One thing that AI is creepily good at is faking people's voices. I try out ElevenLabs' technology in the first advertisement ever to run on the Cyberlaw Podcast.
The upcoming fight over renewing section 702 of FISA has focused Congressional attention on FBI searches of 702 data, Jim Dempsey reports. That leads us to the latest compliance assessment of how agencies are handling 702 data. Chinny wonders whether the only way to save 702 will be to cut off the FBI's access – at great cost to our unified approach to terrorism intelligence, I point out. I also complain that the compliance data is older than dirt. Jim and I come together around the need to provide more safeguards against political bias in the intelligence community.
Nick brings us up to date on cyber issues in Ukraine, as summarized in a good Google report. He puzzles over Starlink's effort to keep providing service to Ukraine without assisting offensive military operations.
Chinny does a victory lap over reports that the national cyber strategy will recommend imposing liability on the companies that distribute tech products – a recommendation she made in a paper released last year. I wonder why Google thinks this is good for Google.
Nick introduces us to modern reputation management. It involves a lot of fake news and bogus legal complaints. The Digital Millennium Copyright Act (DMCA) and European Union (EU) and California privacy law are the censor's favorite tools.

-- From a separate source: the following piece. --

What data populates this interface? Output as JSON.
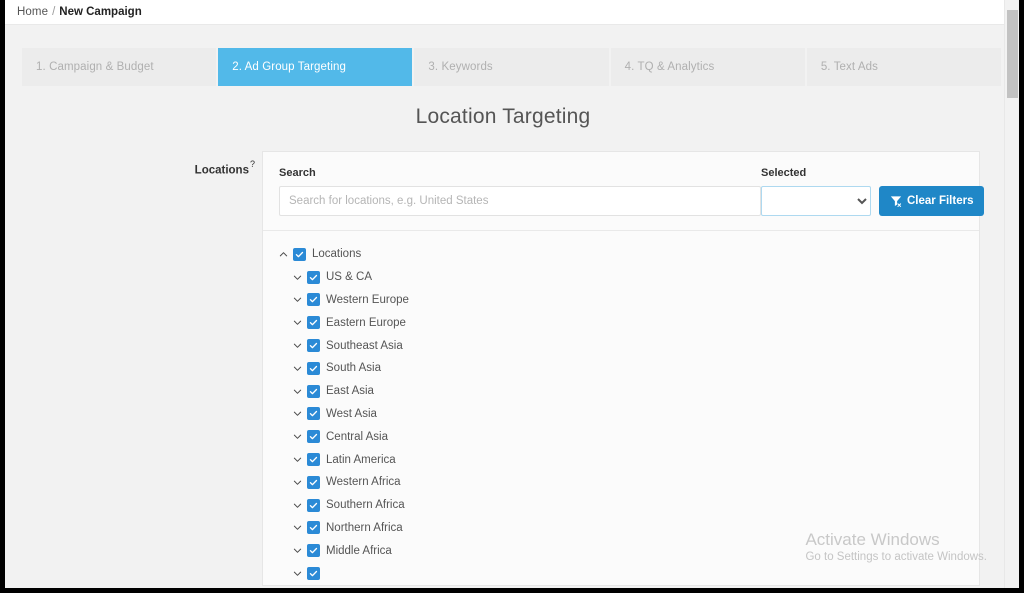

What is remarkable to my mind is that a business taking so much legal risk charges its customers so little.
Jim and Chinny cover the charm offensive being waged in Washington by TikTok's CEO and the broader debate over China's access to the personal data of Americans, including health data. Jim cites a recent Duke study, which I complain is not clear about when the data being sold is individual and when it is aggregated. Nick reminds us all that aggregate data is often easy to individualize.
Finally, we make quick work of a few more stories:
- This week's oral argument in Gonzalez v. Google is a big deal, but we will cover it in detail next week, with the benefit of the argument.
- If you want to know why conservatives think the whole "disinformation" scare is a scam to suppress conservative speech, look no further than the scandal over the State Department's funding of an non-governmental organization devoted to cutting off ad revenue for "risky" purveyors of "disinformation" -- into which category is puts Reason (presumably including the Volokh Conspiracy), Real Clear Politics, the N.Y. Post, and the Washington Examiner – all outlets that can only look like disinformation to the most biased judge. The National Endowment for Democracy has already cut off funding to the NGO that dreamed this up, but Microsoft's ad agency still seems to be dancing to the censor's tune.
- EU Lawmakers are refusing to endorse the latest EU-U.S. data deal. But it's all virtue signaling.
- Leaving Twitter over Elon Musk's ownership turns out to be about as popular as leaving the U.S. over Trump's presidency.
- Chris Inglis has finished his tour of duty as national cyber director.
- And the Federal Trade Commission's humiliating failure to block Meta's acquisition of Within is now complete. Meta closed the deal last week.
You can subscribe to The Cyberlaw Podcast using iTunes, Google Play, Spotify, Pocket Casts, or our RSS feed. As always, The Cyberlaw Podcast is open to feedback. Be sure to engage with @stewartbaker on Twitter. Send your questions, comments, and suggestions for topics or interviewees to CyberlawPodcast@steptoe.com. The views expressed in this podcast are those of the speakers and do not reflect the opinions of their institutions, clients, friends, families, or pets.